East Grand Rapids – There was no pie on Pi Day.
But there were lots of other treats March 14 on a table at the back of room 212 in the middle school: doughnuts, cookies, cupcakes, muffins and more.
A table overflowing with treats, and for sixth-grade math teacher Laura Woolford, each sweet was an opportunity for her students to have a hands-on lesson they could eat when they were done.
The class began with some instruction from Woolford about what the giddy group of students would need to accomplish before they made their way to the treat table.
“We have a full agenda,” she told her students. “I need you to have self-control if we’re still going to get learning done in addition to our celebration.”
As students settled into their seats, she put the symbol for pi on the screen and asked: “What does this mean, and why are we studying it today?”
“It’s pi,” several students excitedly shouted, and another added: “Today is March 14, which is three one four, and pi starts out with 3.14.”
“Yes,” said Woolford. “It’s great to have Pi Day. It’s what we’ve been studying, so today is a double wow.”
For the next 30 minutes or so, Woolford went over various concepts related to pi and the constant of proportionality, a mathematical concept that pi is part of because in the relationship between the diameter and circumference of a circle the constant of proportionality is 3.14 (and then some).
‘I like that we get to have a treat during the school day when we don’t, usually.

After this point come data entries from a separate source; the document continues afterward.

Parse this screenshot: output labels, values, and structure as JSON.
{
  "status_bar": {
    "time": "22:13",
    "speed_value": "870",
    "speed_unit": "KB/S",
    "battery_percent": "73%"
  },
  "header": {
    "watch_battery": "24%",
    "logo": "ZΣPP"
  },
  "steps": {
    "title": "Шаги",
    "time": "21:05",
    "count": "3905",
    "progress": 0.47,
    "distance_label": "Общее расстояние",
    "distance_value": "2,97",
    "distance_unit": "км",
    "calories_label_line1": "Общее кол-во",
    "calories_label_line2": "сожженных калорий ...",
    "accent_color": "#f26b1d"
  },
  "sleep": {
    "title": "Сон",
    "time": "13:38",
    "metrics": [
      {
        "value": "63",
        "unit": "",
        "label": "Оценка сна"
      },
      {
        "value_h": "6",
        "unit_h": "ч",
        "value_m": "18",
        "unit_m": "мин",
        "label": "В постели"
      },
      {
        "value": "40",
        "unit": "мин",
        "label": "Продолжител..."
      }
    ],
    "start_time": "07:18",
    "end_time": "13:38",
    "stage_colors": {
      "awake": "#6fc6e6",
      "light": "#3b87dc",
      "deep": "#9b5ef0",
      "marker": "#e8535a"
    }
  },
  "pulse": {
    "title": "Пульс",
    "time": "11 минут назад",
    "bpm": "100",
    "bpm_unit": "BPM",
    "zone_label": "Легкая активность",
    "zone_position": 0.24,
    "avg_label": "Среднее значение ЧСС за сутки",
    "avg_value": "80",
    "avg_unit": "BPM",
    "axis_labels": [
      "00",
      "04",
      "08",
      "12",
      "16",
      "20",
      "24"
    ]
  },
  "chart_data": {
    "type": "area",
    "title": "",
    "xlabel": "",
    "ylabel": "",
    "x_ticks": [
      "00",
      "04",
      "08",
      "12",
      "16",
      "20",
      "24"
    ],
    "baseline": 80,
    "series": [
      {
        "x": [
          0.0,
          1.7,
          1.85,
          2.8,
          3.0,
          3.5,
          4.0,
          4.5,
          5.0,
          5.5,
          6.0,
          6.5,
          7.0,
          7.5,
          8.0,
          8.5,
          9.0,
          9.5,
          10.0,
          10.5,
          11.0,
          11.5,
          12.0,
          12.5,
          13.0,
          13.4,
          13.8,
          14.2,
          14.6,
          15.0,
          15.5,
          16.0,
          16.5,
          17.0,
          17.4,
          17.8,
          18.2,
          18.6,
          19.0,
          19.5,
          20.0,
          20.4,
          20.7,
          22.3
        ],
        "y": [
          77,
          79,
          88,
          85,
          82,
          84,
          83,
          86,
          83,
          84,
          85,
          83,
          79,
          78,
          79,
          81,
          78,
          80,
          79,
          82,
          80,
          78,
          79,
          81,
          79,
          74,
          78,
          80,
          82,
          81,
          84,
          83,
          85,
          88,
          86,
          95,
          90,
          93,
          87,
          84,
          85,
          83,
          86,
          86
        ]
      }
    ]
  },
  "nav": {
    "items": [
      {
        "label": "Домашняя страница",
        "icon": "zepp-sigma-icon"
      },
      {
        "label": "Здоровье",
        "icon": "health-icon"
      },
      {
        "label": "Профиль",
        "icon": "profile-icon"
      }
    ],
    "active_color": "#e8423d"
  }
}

But it also is getting incorporated into learning. So it’s a fun activity that is hopefully encouraging us to learn more.’– Emmarie Wells
She brought her students around for a story called “Sir Cumference and the Dragon of Pi,” showed a short video called “Mr. R’s Pi Song” and had them measure the circumference and diameter of three different circles, divide the circumference by the diameter and see how close their answer was to 3.14 each time.
‘You Can Take One of Everything’
And then came the treats.
“Okay, form a line, and you can take one of everything,” Woolford instructed. Most students took her up on the offer and returned to their seats with plates full of food ready for measuring tape and calculator.
And although the math was less exact – it’s hard to measure the circumference of donuts and cupcakes, students decided – they gave it their best shot.
Adam Timek had a few calculations that were near 3.14 and a few that were a bit off, but he didn’t care.
“I love this,” he said, trying not to talk with his mouth full. “It’s so cool we get to learn pi this way.”
Tallulah Stares was equally effusive. “I think it’s really fun,” she said. “And I think being hands-on will help us remember.”
Emmarie Wells thought the same. “I like that we get to have a treat during the school day when we don’t usually,” she said. “But it also is getting incorporated into learning. So it’s a fun activity that is hopefully encouraging us to learn more.”
For Woolford, that kind of thoughtful processing makes the Pi Day treat celebration worthwhile.
“The next day when I do my warm-up with the students, I come back to Pi Day and make sure the students are understanding pi and the constant of proportionality,” she said. “And I find that the treats help them better understand these concepts in a real-world scenario.
“And they like that it’s something they can eat.”